▶ **EXERCISE AIM**
Look through the records and copy each line that has "Windows" in it.

Web page and app entries
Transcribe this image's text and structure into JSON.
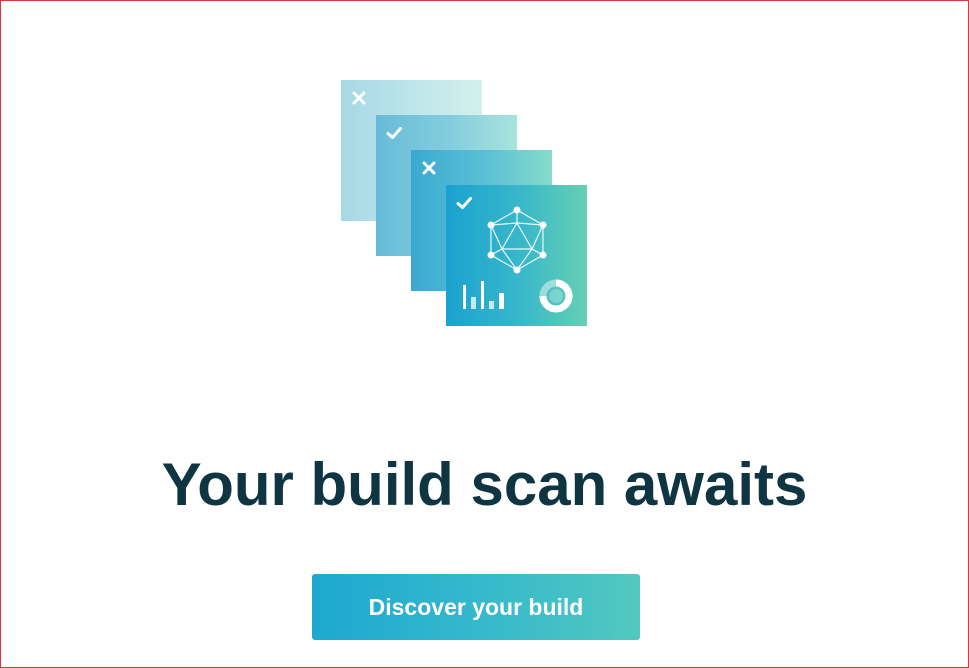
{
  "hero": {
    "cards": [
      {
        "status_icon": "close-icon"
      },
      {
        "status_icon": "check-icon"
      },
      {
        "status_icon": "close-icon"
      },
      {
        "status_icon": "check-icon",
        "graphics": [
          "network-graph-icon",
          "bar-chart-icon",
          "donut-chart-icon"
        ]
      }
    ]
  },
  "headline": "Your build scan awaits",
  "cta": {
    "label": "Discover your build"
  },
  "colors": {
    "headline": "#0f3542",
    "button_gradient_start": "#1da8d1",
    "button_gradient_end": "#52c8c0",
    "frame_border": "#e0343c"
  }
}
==
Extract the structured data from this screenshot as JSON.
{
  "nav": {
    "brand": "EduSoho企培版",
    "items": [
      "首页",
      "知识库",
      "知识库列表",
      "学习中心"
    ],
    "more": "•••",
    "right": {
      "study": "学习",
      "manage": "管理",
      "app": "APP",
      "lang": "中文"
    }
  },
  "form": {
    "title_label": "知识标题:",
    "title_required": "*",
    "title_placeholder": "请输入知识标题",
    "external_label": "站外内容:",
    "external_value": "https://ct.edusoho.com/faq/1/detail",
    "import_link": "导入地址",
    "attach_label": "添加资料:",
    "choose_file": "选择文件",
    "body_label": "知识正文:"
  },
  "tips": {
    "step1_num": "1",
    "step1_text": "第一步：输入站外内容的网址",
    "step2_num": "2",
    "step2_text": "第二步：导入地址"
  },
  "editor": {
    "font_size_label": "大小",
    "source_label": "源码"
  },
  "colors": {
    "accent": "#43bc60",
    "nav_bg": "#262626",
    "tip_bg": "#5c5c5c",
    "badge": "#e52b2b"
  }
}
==
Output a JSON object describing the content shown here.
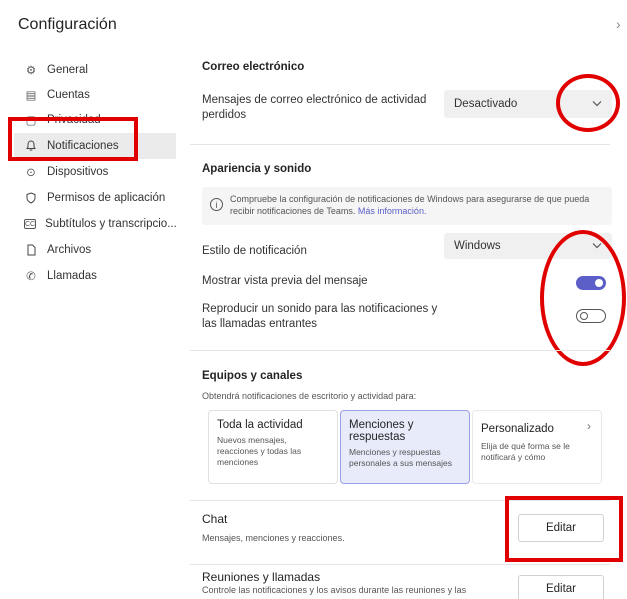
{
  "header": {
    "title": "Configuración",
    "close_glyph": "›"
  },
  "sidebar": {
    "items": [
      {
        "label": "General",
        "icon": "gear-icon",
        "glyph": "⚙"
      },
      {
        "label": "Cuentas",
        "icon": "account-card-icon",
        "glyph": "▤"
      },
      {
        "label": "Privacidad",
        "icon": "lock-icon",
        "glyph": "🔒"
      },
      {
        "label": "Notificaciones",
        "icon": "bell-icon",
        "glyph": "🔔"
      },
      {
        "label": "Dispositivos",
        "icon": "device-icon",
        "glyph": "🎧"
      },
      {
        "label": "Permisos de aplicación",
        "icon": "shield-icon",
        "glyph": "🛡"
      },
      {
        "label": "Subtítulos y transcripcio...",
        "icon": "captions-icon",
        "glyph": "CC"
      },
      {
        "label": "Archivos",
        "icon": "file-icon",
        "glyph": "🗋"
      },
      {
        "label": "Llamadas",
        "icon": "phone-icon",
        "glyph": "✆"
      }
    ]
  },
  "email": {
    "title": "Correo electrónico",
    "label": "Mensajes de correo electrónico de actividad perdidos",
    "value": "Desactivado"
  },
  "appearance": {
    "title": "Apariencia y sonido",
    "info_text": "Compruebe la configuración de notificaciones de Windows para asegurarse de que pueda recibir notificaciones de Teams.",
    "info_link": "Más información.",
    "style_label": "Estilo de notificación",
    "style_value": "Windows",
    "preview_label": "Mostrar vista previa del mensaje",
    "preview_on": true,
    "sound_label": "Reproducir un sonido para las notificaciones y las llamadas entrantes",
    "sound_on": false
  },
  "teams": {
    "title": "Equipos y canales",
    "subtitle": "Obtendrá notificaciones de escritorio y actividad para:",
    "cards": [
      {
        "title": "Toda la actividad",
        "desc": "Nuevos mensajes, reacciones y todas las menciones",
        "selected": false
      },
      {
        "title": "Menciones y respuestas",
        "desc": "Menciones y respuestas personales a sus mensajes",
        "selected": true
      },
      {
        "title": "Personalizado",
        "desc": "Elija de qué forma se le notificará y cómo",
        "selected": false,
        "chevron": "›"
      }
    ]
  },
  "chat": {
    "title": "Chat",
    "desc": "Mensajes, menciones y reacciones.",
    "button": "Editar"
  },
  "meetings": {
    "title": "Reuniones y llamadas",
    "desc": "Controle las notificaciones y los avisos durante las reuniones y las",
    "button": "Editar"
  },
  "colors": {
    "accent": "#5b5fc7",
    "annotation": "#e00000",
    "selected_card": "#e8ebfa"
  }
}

▶ **OUTPUT FOR THIS TASK**
    "info_text": "Compruebe la configuración de notificaciones de Windows para asegurarse de que pueda recibir notificaciones de Teams.",
    "style_value": "Windows",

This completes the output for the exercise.